Here’s how you do it. There are a bunch of different grips, and you can look online for one that suits you. What they all have in common is the ball is buried back in your palm. (A fastball is out on the fingertips.) I used the circle change (make an “OK” sign and put the ball in the palm and leave the fingers off the ball). You also can try different seam combinations by spinning the ball around and seeing what happens when you throw the ball.
When the ball is thrown, the fingers never snap down. I’ve heard the release described as the same motion you use to pull down a window shade. Another trick is to drag the toe on your throwing-side foot. You get the same arm speed, but the toe-drag and inefficient release kill the ball’s velocity.
It may not come right away, but keep throwing and it will. And you will have mastered the second-best pitch in baseball.
(By the way, do you know where that young pitcher is today? Thanks to me, I think he’s an accountant.)
It could have been worse
First baseman Eric Hosmer saved at least a run and maybe two with yet another great scoop in the first inning. With the Rays’ Evan Longoria on first and nobody out, Tampa Bay’s Ben Zobrist laid down a sacrifice bunt. Royals starter Jeff Francis picked it up and fired to first, burying the throw. Hos scooped it and saved at least one run.
If Eric doesn’t handle that ball, the throw goes down into the right-field corner. Longoria at least gets to third and scores on the Casey Kotchman fly ball that followed. And there’s a chance Longoria scores if Hosmer allowed the ball to get past him. Then it might’ve been Zobrist on third scoring on the Kotchman fly ball.
Last season I got in an argument with a reader (imagine that) who insisted that Ron Polk’s rating system shortchanged Billy Butler because first base wasn’t a position that could score a lot of points for outstanding defense. I responded that the first baseman handled the ball more than anyone but the catcher and a good defensive first baseman had a chance to put up points every time someone threw a ball in the dirt.
Look up Eric Hosmer’s points for outstanding defensive plays and you will see what I mean. (And about three-quarters of those 51 outstanding plays were scoops, so imagine what Hos has done to keep the infield errors down.) Eris Hosmer is worth his weight in hair product … whatever that is.
Francis after seven
I was watching the game with my son, Paul. (Get used to that. I’m going to have him take over when I have to skip a few games in September.) Paul asked me whether I thought Jeff Francis would come out and throw the eighth inning. Jeff was at 80 pitches, if I counted right (OK, if Paul counted right, I was making him do the grunt work last night).

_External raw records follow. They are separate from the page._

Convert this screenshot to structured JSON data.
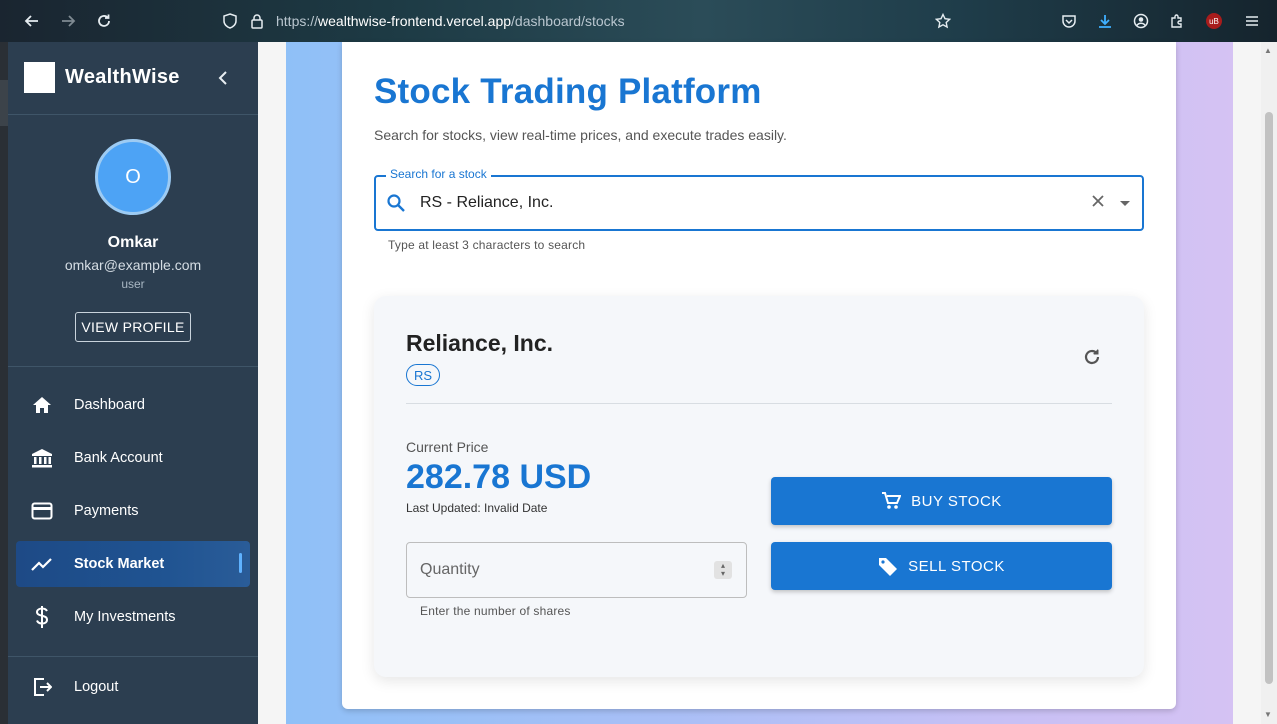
{
  "browser": {
    "url_prefix": "https://",
    "url_host": "wealthwise-frontend.vercel.app",
    "url_path": "/dashboard/stocks",
    "extension_badge": "uB"
  },
  "sidebar": {
    "brand": "WealthWise",
    "user": {
      "initial": "O",
      "name": "Omkar",
      "email": "omkar@example.com",
      "role": "user",
      "view_profile_label": "VIEW PROFILE"
    },
    "items": [
      {
        "label": "Dashboard",
        "icon": "home-icon"
      },
      {
        "label": "Bank Account",
        "icon": "bank-icon"
      },
      {
        "label": "Payments",
        "icon": "credit-card-icon"
      },
      {
        "label": "Stock Market",
        "icon": "trending-up-icon",
        "active": true
      },
      {
        "label": "My Investments",
        "icon": "dollar-icon"
      }
    ],
    "logout_label": "Logout"
  },
  "main": {
    "title": "Stock Trading Platform",
    "subtitle": "Search for stocks, view real-time prices, and execute trades easily.",
    "search": {
      "label": "Search for a stock",
      "value": "RS - Reliance, Inc.",
      "helper": "Type at least 3 characters to search"
    },
    "stock": {
      "name": "Reliance, Inc.",
      "symbol": "RS",
      "price_label": "Current Price",
      "price": "282.78 USD",
      "last_updated": "Last Updated: Invalid Date",
      "quantity_placeholder": "Quantity",
      "quantity_helper": "Enter the number of shares",
      "buy_label": "BUY STOCK",
      "sell_label": "SELL STOCK"
    }
  },
  "colors": {
    "primary": "#1976d2",
    "sidebar_bg": "#2c3e50",
    "active_item": "#1f5391",
    "avatar": "#4da3f5"
  }
}
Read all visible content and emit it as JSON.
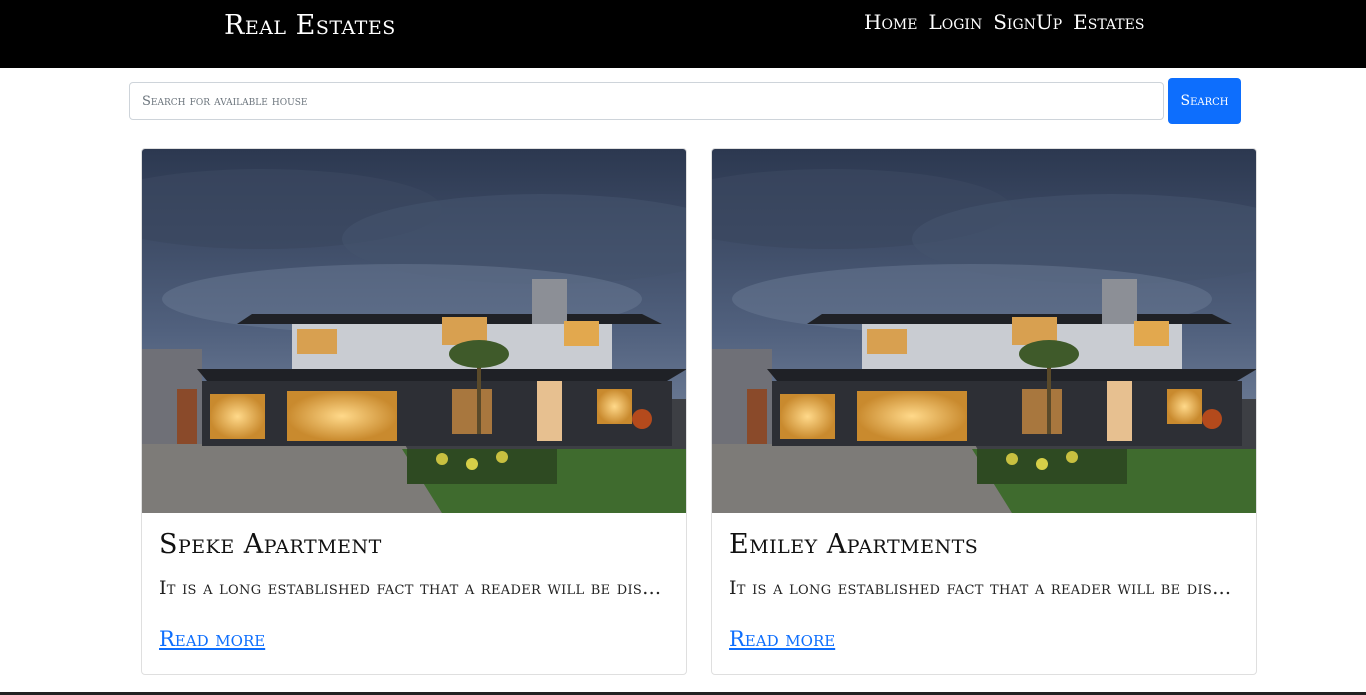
{
  "header": {
    "brand": "Real Estates",
    "nav": [
      {
        "label": "Home"
      },
      {
        "label": "Login"
      },
      {
        "label": "SignUp"
      },
      {
        "label": "Estates"
      }
    ]
  },
  "search": {
    "placeholder": "Search for available house",
    "value": "",
    "button_label": "Search"
  },
  "cards": [
    {
      "title": "Speke Apartment",
      "text": "It is a long established fact that a reader will be distracted by the readable content of a page when looking at its layout.",
      "link": "Read more"
    },
    {
      "title": "Emiley Apartments",
      "text": "It is a long established fact that a reader will be distracted by the readable content of a page when looking at its layout.",
      "link": "Read more"
    }
  ],
  "colors": {
    "navbar": "#000000",
    "accent": "#0d6efd"
  }
}
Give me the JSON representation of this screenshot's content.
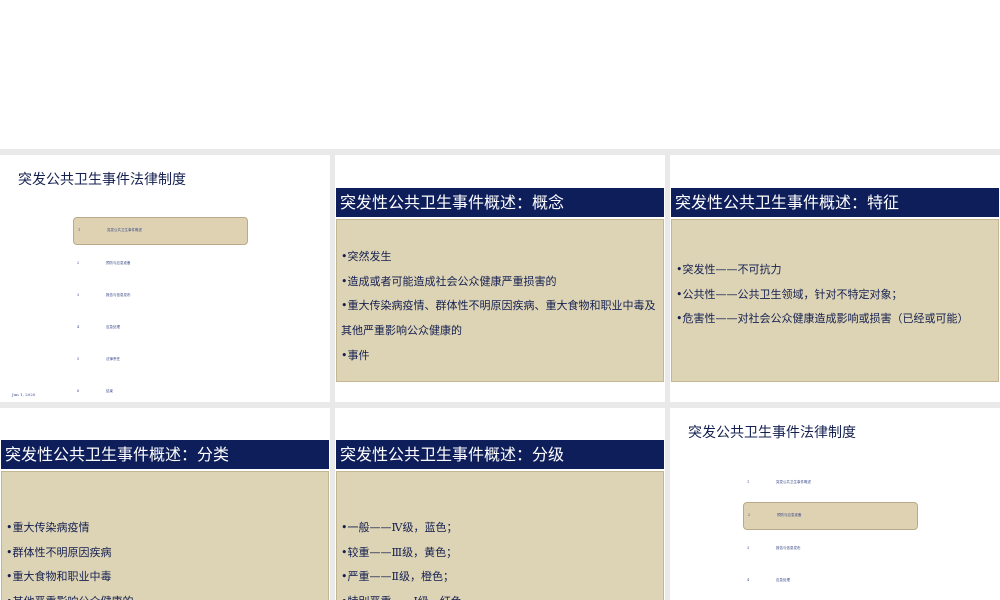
{
  "slide1": {
    "title": "突发公共卫生事件法律制度",
    "items": [
      {
        "num": "1",
        "label": "突发公共卫生事件概述"
      },
      {
        "num": "2",
        "label": "预防与应急准备"
      },
      {
        "num": "3",
        "label": "报告与信息发布"
      },
      {
        "num": "4",
        "label": "应急处理"
      },
      {
        "num": "5",
        "label": "法律责任"
      },
      {
        "num": "6",
        "label": "结束"
      }
    ],
    "date": "Jun 1, 2020"
  },
  "slide2": {
    "title": "突发性公共卫生事件概述：概念",
    "bullets": [
      "•突然发生",
      "•造成或者可能造成社会公众健康严重损害的",
      "•重大传染病疫情、群体性不明原因疾病、重大食物和职业中毒及其他严重影响公众健康的",
      "•事件"
    ]
  },
  "slide3": {
    "title": "突发性公共卫生事件概述：特征",
    "bullets": [
      "•突发性——不可抗力",
      "•公共性——公共卫生领域，针对不特定对象；",
      "•危害性——对社会公众健康造成影响或损害（已经或可能）"
    ]
  },
  "slide4": {
    "title": "突发性公共卫生事件概述：分类",
    "bullets": [
      "•重大传染病疫情",
      "•群体性不明原因疾病",
      "•重大食物和职业中毒",
      "•其他严重影响公众健康的"
    ]
  },
  "slide5": {
    "title": "突发性公共卫生事件概述：分级",
    "bullets": [
      "•一般——Ⅳ级，蓝色；",
      "•较重——Ⅲ级，黄色；",
      "•严重——Ⅱ级，橙色；",
      "•特别严重——Ⅰ级，红色"
    ]
  },
  "slide6": {
    "title": "突发公共卫生事件法律制度",
    "items": [
      {
        "num": "1",
        "label": "突发公共卫生事件概述"
      },
      {
        "num": "2",
        "label": "预防与应急准备"
      },
      {
        "num": "3",
        "label": "报告与信息发布"
      },
      {
        "num": "4",
        "label": "应急处理"
      }
    ]
  },
  "colors": {
    "header": "#0e1e5a",
    "content": "#ddd3b5",
    "text": "#142050",
    "highlight": "#dfd2b2"
  }
}
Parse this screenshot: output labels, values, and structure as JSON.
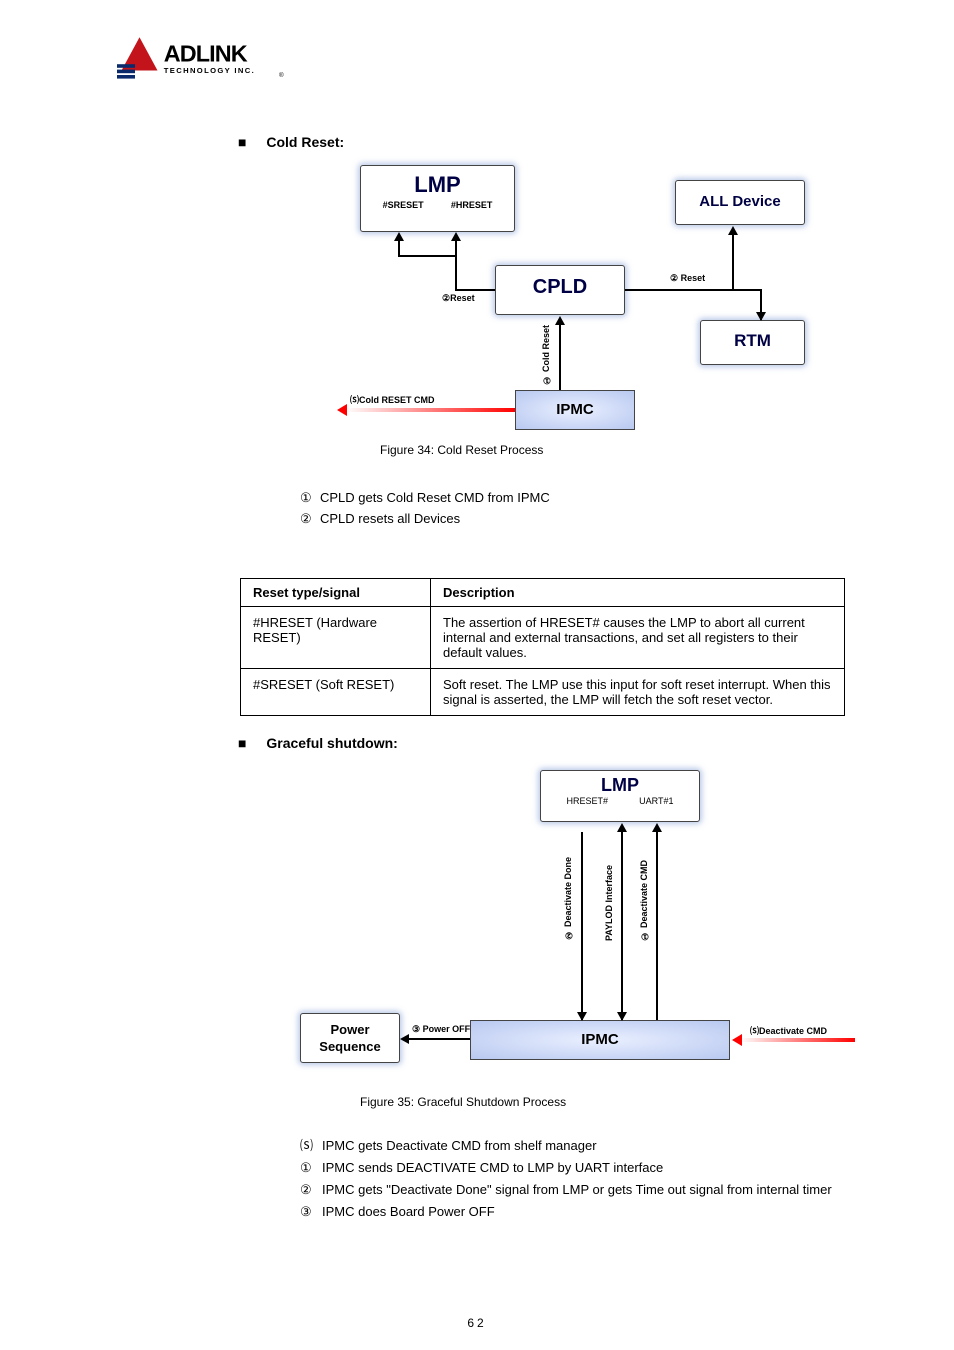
{
  "logo": {
    "brand": "ADLINK",
    "tagline": "TECHNOLOGY INC."
  },
  "section1": {
    "heading": "Cold Reset:",
    "figure_caption": "Figure 34: Cold Reset Process",
    "seq": [
      {
        "marker": "①",
        "text": "CPLD gets Cold Reset CMD from IPMC"
      },
      {
        "marker": "②",
        "text": "CPLD resets all Devices"
      }
    ],
    "table": {
      "header": {
        "c1": "Reset type/signal",
        "c2": "Description"
      },
      "rows": [
        {
          "c1": "#HRESET (Hardware RESET)",
          "c2": "The assertion of HRESET# causes the LMP to abort all current internal and external transactions, and set all registers to their default values."
        },
        {
          "c1": "#SRESET (Soft RESET)",
          "c2": "Soft reset. The LMP use this input for soft reset interrupt. When this signal is asserted, the LMP will fetch the soft reset vector."
        }
      ]
    }
  },
  "diag1": {
    "lmp_title": "LMP",
    "lmp_pin1": "#SRESET",
    "lmp_pin2": "#HRESET",
    "all": "ALL Device",
    "cpld": "CPLD",
    "rtm": "RTM",
    "ipmc": "IPMC",
    "e_reset_left": "②Reset",
    "e_reset_right": "② Reset",
    "e_coldreset": "① Cold Reset",
    "e_cmd": "⒮Cold RESET CMD"
  },
  "section2": {
    "heading": "Graceful shutdown:",
    "figure_caption": "Figure 35: Graceful Shutdown Process",
    "seq": [
      {
        "marker": "⒮",
        "text": "IPMC gets Deactivate CMD from shelf manager"
      },
      {
        "marker": "①",
        "text": "IPMC sends DEACTIVATE CMD to LMP by UART interface"
      },
      {
        "marker": "②",
        "text": "IPMC gets \"Deactivate Done\" signal from LMP or gets Time out signal from internal timer"
      },
      {
        "marker": "③",
        "text": "IPMC does Board Power OFF"
      }
    ]
  },
  "diag2": {
    "lmp_title": "LMP",
    "lmp_pin1": "HRESET#",
    "lmp_pin2": "UART#1",
    "ipmc": "IPMC",
    "power": "Power Sequence",
    "e_deact_done": "② Deactivate Done",
    "e_payload": "PAYLOD Interface",
    "e_deact_cmd": "① Deactivate CMD",
    "e_poweroff": "③ Power OFF",
    "e_scmd": "⒮Deactivate CMD"
  },
  "page_number": "62"
}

So whoever was counting, pitch count was not a problem. I said if the Royals made a game of it in the top of the eighth, maybe manager Ned Yost would use the bullpen. If the score was unchanged, maybe Ned punts and has Francis save the pen with a complete game.
I asked Paul to look at the scorebook. Due up for the Rays: Johnson in the 9 hole (0 for 2), Jennings in the leadoff spot (1 for 2 ), Damon in the 2 hole (2 for 3), followed by Longoria (2-3 with a bomb). I thought it unlikely that Ned would give the Rays who had been killing him a fourth shot at Francis.
And that’s why you saw reliever Nate Adcock come out for bottom of the eighth. If you keep score (and I highly recommend it to anyone who wants to know what’s going on), keep track of lefties and switch-hitters, hits and even hard-hit outs. Once the starter is approaching 100 pitches, you often can predict just when the switch will be made.
See? I was right
Actually, it was Jason Kendall who was right. He talked to me about how important it was to win the first game of a series, both mathematically and psychologically. The Royals needed to go all out to win Monday night to set up the rest of the series. Now, the Royals win two in a row or have a bad trip to Tampa Bay. The pressure is all on them.